◆ Given data ◆
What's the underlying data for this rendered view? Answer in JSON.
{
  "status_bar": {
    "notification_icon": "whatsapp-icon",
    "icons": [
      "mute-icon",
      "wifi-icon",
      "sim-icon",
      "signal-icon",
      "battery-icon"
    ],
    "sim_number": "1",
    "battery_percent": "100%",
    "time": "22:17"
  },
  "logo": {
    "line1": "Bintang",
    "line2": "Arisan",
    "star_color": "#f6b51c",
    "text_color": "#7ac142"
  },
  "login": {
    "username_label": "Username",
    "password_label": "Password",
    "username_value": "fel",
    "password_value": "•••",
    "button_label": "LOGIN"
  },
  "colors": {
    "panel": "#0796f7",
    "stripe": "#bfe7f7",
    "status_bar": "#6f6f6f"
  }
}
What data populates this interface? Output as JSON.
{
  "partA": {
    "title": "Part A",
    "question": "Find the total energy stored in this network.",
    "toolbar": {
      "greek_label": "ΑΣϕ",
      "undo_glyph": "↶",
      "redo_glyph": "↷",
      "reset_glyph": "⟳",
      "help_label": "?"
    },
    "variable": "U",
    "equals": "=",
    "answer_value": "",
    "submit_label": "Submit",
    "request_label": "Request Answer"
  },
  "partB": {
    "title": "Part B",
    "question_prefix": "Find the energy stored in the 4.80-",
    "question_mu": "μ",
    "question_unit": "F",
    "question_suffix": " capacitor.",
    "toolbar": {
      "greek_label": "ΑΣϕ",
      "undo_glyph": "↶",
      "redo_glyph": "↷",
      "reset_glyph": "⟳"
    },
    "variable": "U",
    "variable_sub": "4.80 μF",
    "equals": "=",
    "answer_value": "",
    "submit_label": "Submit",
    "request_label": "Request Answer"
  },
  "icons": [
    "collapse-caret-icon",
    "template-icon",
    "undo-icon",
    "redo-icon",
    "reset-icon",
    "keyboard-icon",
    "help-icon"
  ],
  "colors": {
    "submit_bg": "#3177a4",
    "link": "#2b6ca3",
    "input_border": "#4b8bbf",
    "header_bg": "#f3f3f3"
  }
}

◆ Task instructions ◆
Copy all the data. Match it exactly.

◆ Answer to the problem ◆
What's the underlying data for this rendered view? Answer in JSON.
{
  "status_bar": {
    "notification_icon": "whatsapp-icon",
    "icons": [
      "mute-icon",
      "wifi-icon",
      "sim-icon",
      "signal-icon",
      "battery-icon"
    ],
    "sim_number": "1",
    "battery_percent": "100%",
    "time": "22:17"
  },
  "logo": {
    "line1": "Bintang",
    "line2": "Arisan",
    "star_color": "#f6b51c",
    "text_color": "#7ac142"
  },
  "login": {
    "username_label": "Username",
    "password_label": "Password",
    "username_value": "fel",
    "password_value": "•••",
    "button_label": "LOGIN"
  },
  "colors": {
    "panel": "#0796f7",
    "stripe": "#bfe7f7",
    "status_bar": "#6f6f6f"
  }
}
What data populates this interface? Output as JSON.
{
  "partA": {
    "title": "Part A",
    "question": "Find the total energy stored in this network.",
    "toolbar": {
      "greek_label": "ΑΣϕ",
      "undo_glyph": "↶",
      "redo_glyph": "↷",
      "reset_glyph": "⟳",
      "help_label": "?"
    },
    "variable": "U",
    "equals": "=",
    "answer_value": "",
    "submit_label": "Submit",
    "request_label": "Request Answer"
  },
  "partB": {
    "title": "Part B",
    "question_prefix": "Find the energy stored in the 4.80-",
    "question_mu": "μ",
    "question_unit": "F",
    "question_suffix": " capacitor.",
    "toolbar": {
      "greek_label": "ΑΣϕ",
      "undo_glyph": "↶",
      "redo_glyph": "↷",
      "reset_glyph": "⟳"
    },
    "variable": "U",
    "variable_sub": "4.80 μF",
    "equals": "=",
    "answer_value": "",
    "submit_label": "Submit",
    "request_label": "Request Answer"
  },
  "icons": [
    "collapse-caret-icon",
    "template-icon",
    "undo-icon",
    "redo-icon",
    "reset-icon",
    "keyboard-icon",
    "help-icon"
  ],
  "colors": {
    "submit_bg": "#3177a4",
    "link": "#2b6ca3",
    "input_border": "#4b8bbf",
    "header_bg": "#f3f3f3"
  }
}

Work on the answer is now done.